- Pre-heat oven to 350ºF. Prepare three 8"x2" cake pans with cake goop or another preferred pan spray.
For the cake
- Melt your chocolate in a heatproof bowl in 15-second increments until just melted. Do not overheat or you could burn your chocolate. Add your warm water to the chocolate and whisk to combine.
- Place egg whites in a bowl with the whisk attachment and whip until you reach firm but moist peaks. They shouldn't look broken or crumbly. Set aside.
- Combine buttermilk and vegetable oil and set aside
- Whisk together flour, baking soda and salt and set aside.
- Cream together the butter and sugar until light and fluffy in color
- Add in your egg yolk while mixing on low, letting it mix in fully before adding in your last egg yolk.
- While mixing on low, add in your melted and cooled chocolate and vanilla and mix until combined.
- Mixing on low, add in 1/3 of flour mixture, then 1/3 of buttermilk. Repeat two more times with remaining flour and buttermilk.
- Gently fold in your egg whites until blended.
- Pour your batter into your prepared pans and bake immediately for 30 minutes or until a toothpick comes out from the center clean. Let cool before frosting.
For the coconut pecan filling

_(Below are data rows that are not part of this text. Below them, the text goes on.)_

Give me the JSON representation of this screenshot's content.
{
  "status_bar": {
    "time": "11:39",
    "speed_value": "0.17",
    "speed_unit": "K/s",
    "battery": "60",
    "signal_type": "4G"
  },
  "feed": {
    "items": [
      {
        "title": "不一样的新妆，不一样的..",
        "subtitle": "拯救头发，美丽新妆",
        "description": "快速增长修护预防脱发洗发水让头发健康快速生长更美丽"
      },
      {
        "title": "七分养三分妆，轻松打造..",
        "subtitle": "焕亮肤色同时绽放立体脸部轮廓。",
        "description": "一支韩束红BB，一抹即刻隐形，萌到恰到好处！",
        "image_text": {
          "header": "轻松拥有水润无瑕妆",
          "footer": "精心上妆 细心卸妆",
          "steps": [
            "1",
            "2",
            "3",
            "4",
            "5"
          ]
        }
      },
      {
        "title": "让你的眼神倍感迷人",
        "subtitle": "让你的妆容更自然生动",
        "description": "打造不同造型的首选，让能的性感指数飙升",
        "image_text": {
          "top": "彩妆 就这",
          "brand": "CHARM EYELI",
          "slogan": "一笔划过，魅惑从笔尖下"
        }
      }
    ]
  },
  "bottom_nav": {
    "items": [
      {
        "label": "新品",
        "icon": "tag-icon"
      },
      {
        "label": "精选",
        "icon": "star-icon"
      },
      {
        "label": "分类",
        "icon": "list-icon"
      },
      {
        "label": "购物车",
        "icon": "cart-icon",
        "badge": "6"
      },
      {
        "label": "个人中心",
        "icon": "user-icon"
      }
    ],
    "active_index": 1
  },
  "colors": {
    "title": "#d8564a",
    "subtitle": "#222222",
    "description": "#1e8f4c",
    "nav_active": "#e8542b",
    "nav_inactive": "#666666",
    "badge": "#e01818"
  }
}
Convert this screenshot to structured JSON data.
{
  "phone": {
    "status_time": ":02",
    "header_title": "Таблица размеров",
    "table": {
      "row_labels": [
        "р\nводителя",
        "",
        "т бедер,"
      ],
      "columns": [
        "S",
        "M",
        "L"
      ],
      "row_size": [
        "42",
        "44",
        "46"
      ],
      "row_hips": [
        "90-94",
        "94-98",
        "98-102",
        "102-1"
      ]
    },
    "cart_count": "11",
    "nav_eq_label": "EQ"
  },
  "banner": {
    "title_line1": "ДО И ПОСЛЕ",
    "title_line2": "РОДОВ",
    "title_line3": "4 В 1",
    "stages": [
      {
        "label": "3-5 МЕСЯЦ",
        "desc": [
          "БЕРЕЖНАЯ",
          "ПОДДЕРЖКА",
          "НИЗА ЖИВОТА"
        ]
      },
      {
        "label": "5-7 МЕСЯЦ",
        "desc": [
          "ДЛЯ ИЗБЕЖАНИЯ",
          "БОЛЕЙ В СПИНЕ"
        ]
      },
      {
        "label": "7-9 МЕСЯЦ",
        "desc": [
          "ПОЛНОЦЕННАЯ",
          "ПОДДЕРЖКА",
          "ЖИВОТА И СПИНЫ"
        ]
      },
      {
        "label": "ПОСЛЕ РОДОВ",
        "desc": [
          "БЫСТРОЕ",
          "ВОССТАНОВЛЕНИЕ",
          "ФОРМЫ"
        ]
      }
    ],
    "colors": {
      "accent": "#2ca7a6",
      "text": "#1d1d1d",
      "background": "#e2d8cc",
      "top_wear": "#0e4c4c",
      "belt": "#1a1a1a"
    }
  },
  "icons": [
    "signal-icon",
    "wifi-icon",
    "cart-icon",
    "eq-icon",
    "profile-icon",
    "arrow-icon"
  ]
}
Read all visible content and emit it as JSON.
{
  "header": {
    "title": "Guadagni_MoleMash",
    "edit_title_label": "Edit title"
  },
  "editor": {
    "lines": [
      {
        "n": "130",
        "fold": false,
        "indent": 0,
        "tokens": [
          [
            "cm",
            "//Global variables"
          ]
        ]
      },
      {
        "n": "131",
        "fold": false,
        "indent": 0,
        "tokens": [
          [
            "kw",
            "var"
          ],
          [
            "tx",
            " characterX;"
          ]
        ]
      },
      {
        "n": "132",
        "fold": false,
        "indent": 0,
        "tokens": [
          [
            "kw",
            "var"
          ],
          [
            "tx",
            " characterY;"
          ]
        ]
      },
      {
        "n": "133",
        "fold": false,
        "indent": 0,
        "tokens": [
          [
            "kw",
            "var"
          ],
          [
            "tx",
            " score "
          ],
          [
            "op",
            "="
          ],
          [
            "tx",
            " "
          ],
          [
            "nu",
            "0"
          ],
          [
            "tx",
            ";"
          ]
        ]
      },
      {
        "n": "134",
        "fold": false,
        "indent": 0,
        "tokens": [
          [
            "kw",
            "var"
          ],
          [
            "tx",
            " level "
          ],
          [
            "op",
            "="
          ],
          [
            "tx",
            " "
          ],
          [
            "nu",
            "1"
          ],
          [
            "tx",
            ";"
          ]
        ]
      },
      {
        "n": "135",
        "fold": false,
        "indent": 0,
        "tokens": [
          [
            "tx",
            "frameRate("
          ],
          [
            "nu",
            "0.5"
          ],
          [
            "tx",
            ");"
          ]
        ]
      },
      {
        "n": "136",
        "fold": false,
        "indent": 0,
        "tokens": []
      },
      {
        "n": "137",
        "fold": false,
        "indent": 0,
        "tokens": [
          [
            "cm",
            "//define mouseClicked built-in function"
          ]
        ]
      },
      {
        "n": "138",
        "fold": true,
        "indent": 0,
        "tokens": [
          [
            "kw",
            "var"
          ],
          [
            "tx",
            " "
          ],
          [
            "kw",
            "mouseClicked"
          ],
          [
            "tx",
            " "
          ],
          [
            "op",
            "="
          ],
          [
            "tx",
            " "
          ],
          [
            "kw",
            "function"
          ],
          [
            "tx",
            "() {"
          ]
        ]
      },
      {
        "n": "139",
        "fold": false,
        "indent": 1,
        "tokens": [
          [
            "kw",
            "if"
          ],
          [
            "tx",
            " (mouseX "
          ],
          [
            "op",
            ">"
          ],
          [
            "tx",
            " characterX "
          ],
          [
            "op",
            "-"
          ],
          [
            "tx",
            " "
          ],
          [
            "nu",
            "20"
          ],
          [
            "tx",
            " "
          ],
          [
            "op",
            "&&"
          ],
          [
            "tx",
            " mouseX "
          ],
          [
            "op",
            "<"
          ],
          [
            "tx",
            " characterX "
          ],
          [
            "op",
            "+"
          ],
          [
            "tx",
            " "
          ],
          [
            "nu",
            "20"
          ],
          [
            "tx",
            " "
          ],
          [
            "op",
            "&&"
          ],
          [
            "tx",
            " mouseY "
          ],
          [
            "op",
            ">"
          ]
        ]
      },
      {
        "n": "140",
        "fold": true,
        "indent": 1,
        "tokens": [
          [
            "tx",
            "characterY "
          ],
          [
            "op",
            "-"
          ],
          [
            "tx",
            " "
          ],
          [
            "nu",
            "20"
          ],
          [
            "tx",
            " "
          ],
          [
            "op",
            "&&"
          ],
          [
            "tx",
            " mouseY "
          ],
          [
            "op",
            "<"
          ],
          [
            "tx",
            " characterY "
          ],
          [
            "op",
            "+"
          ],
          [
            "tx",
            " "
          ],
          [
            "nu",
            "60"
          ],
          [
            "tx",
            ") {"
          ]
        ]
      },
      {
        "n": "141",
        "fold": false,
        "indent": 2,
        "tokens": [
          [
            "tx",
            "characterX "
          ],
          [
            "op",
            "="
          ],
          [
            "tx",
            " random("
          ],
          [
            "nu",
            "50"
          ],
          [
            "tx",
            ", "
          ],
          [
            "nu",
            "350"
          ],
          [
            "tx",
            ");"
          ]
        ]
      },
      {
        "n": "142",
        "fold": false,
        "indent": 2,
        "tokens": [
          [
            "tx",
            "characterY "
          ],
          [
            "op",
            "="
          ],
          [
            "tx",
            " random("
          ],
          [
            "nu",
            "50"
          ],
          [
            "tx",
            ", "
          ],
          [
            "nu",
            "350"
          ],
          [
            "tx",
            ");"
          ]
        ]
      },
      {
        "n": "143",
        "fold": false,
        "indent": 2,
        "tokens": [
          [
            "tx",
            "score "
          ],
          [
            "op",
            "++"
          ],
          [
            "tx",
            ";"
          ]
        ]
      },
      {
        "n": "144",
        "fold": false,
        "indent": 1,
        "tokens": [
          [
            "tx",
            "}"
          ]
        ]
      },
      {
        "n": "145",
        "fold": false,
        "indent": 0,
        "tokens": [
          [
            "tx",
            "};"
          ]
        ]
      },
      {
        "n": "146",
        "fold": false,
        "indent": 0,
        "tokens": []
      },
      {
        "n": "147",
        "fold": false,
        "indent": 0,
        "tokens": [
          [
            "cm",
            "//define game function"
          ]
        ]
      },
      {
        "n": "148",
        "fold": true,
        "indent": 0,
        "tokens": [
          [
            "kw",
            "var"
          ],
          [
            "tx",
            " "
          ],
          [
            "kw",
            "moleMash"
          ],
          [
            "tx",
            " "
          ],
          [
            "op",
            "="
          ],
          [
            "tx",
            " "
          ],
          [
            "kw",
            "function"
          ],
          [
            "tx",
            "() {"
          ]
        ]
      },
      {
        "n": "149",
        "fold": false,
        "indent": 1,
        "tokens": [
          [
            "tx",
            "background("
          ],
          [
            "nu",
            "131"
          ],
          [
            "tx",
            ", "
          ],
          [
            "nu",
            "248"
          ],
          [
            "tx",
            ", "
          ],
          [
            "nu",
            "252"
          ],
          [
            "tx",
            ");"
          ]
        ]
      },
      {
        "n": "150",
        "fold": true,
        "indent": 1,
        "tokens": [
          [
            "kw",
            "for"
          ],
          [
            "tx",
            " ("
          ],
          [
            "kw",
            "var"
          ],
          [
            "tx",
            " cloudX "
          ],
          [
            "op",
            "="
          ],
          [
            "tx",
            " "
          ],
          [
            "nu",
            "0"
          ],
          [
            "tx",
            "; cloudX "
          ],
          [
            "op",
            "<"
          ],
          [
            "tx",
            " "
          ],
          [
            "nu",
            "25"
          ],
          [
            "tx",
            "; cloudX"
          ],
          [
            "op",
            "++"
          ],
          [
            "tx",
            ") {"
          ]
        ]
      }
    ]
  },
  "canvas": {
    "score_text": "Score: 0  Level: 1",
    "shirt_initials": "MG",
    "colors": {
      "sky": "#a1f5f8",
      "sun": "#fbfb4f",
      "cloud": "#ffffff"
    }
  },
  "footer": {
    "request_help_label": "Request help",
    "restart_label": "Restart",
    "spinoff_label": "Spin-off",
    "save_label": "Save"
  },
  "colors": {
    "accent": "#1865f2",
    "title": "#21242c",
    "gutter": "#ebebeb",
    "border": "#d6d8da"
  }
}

- In a medium-sized saucepan, whisk together milk, egg yolks, and vanilla over medium heat until blended.
- Add in your butter and sugar and continue to cook over medium heat until the mixture begins to thicken (about 12 minutes). Whisk continuously or you risk overcooking your eggs. The mixture will be thick and golden brown when it's ready.
- Remove the mixture from the heat and fold in your coconut and pecans. Cool to a spreadable consistency.
For the German chocolate buttercream
- Bring 2" of water to a boil in a medium saucepan then reduce heat until it's just simmering. Place your metal or glass mixing bowl on top. The bowl should not be touching the water.
- Place egg whites and sugar in the bowl and whisk occasionally to dissolve the sugar and keep the egg whites from cooking. Once the mixture reaches 110ºF or you can no longer feel any granules of sugar in between your fingers, it's ready
- Place the bowl on your stand mixer and whip on high until you reach VERY stiff peaks. The tips should stand straight up when you touch them and the meringue should feel very thick and dense.
- Place a large bag of ice under the bowl as you're mixing to cool the meringue down.
- Reduce the speed to low. Slowly add in your butter in small chunks, then your salt, melted and cooled chocolate and vanilla extract.
- Increase the speed back to high and whip until the color is light and fluffy. Give it a taste, if it still tastes buttery, keep whipping
- Reduce the speed to low again and then drizzle in your cooled chocolate and vanilla and mix until smooth.